Each line below should be repeated exactly as written, with no pictures carried over.

=== INPUT DATA ===

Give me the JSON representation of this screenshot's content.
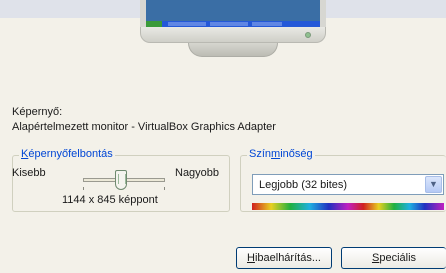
{
  "display": {
    "label": "Képernyő:",
    "value": "Alapértelmezett monitor - VirtualBox Graphics Adapter"
  },
  "resolution": {
    "group_title_accel": "K",
    "group_title_rest": "épernyőfelbontás",
    "smaller_label": "Kisebb",
    "larger_label": "Nagyobb",
    "value": "1144 x 845 képpont",
    "slider_level": 0.45
  },
  "color_quality": {
    "group_title_pre": "Szín",
    "group_title_accel": "m",
    "group_title_rest": "inőség",
    "selected": "Legjobb (32 bites)"
  },
  "buttons": {
    "troubleshoot_accel": "H",
    "troubleshoot_rest": "ibaelhárítás...",
    "advanced_accel": "S",
    "advanced_rest": "peciális"
  },
  "colors": {
    "group_title": "#0046d5",
    "background": "#f3f1e9",
    "desktop": "#3a6ea5"
  }
}
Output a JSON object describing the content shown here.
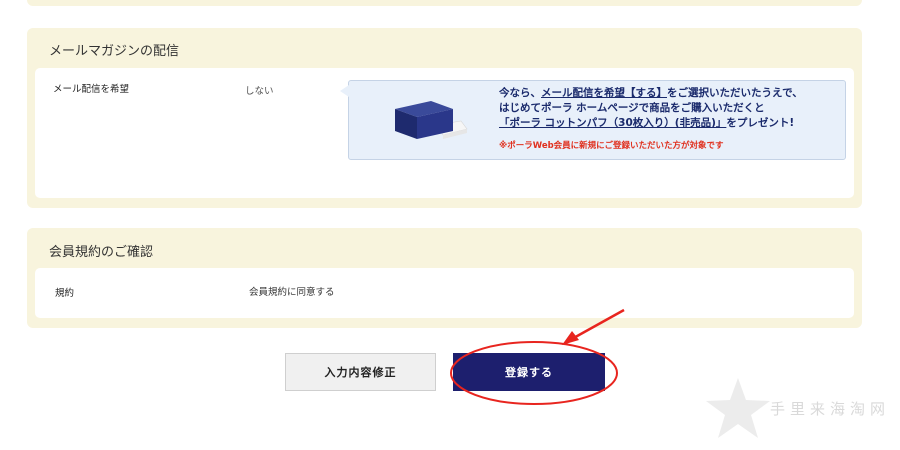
{
  "mail_section": {
    "title": "メールマガジンの配信",
    "row_label": "メール配信を希望",
    "row_value": "しない",
    "promo": {
      "line1_prefix": "今なら、",
      "line1_link": "メール配信を希望【する】",
      "line1_suffix": "をご選択いただいたうえで、",
      "line2": "はじめてポーラ ホームページで商品をご購入いただくと",
      "line3_link": "「ポーラ コットンパフ（30枚入り）(非売品)」",
      "line3_suffix": "をプレゼント!",
      "note": "※ポーラWeb会員に新規にご登録いただいた方が対象です"
    }
  },
  "terms_section": {
    "title": "会員規約のご確認",
    "row_label": "規約",
    "row_value": "会員規約に同意する"
  },
  "buttons": {
    "edit_label": "入力内容修正",
    "register_label": "登録する"
  },
  "watermark": {
    "text": "手里来海淘网"
  },
  "colors": {
    "panel_bg": "#f8f4dd",
    "register_button": "#1d1f6e",
    "promo_text": "#1a2a6c",
    "promo_note": "#e0301e",
    "annotation_red": "#e8251f"
  }
}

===

• **WRITTEN ANSWER**
Give me the JSON representation of this screenshot's content.
{
  "display": {
    "label": "Képernyő:",
    "value": "Alapértelmezett monitor - VirtualBox Graphics Adapter"
  },
  "resolution": {
    "group_title_accel": "K",
    "group_title_rest": "épernyőfelbontás",
    "smaller_label": "Kisebb",
    "larger_label": "Nagyobb",
    "value": "1144 x 845 képpont",
    "slider_level": 0.45
  },
  "color_quality": {
    "group_title_pre": "Szín",
    "group_title_accel": "m",
    "group_title_rest": "inőség",
    "selected": "Legjobb (32 bites)"
  },
  "buttons": {
    "troubleshoot_accel": "H",
    "troubleshoot_rest": "ibaelhárítás...",
    "advanced_accel": "S",
    "advanced_rest": "peciális"
  },
  "colors": {
    "group_title": "#0046d5",
    "background": "#f3f1e9",
    "desktop": "#3a6ea5"
  }
}
Output a JSON object describing the content shown here.
{
  "mail_section": {
    "title": "メールマガジンの配信",
    "row_label": "メール配信を希望",
    "row_value": "しない",
    "promo": {
      "line1_prefix": "今なら、",
      "line1_link": "メール配信を希望【する】",
      "line1_suffix": "をご選択いただいたうえで、",
      "line2": "はじめてポーラ ホームページで商品をご購入いただくと",
      "line3_link": "「ポーラ コットンパフ（30枚入り）(非売品)」",
      "line3_suffix": "をプレゼント!",
      "note": "※ポーラWeb会員に新規にご登録いただいた方が対象です"
    }
  },
  "terms_section": {
    "title": "会員規約のご確認",
    "row_label": "規約",
    "row_value": "会員規約に同意する"
  },
  "buttons": {
    "edit_label": "入力内容修正",
    "register_label": "登録する"
  },
  "watermark": {
    "text": "手里来海淘网"
  },
  "colors": {
    "panel_bg": "#f8f4dd",
    "register_button": "#1d1f6e",
    "promo_text": "#1a2a6c",
    "promo_note": "#e0301e",
    "annotation_red": "#e8251f"
  }
}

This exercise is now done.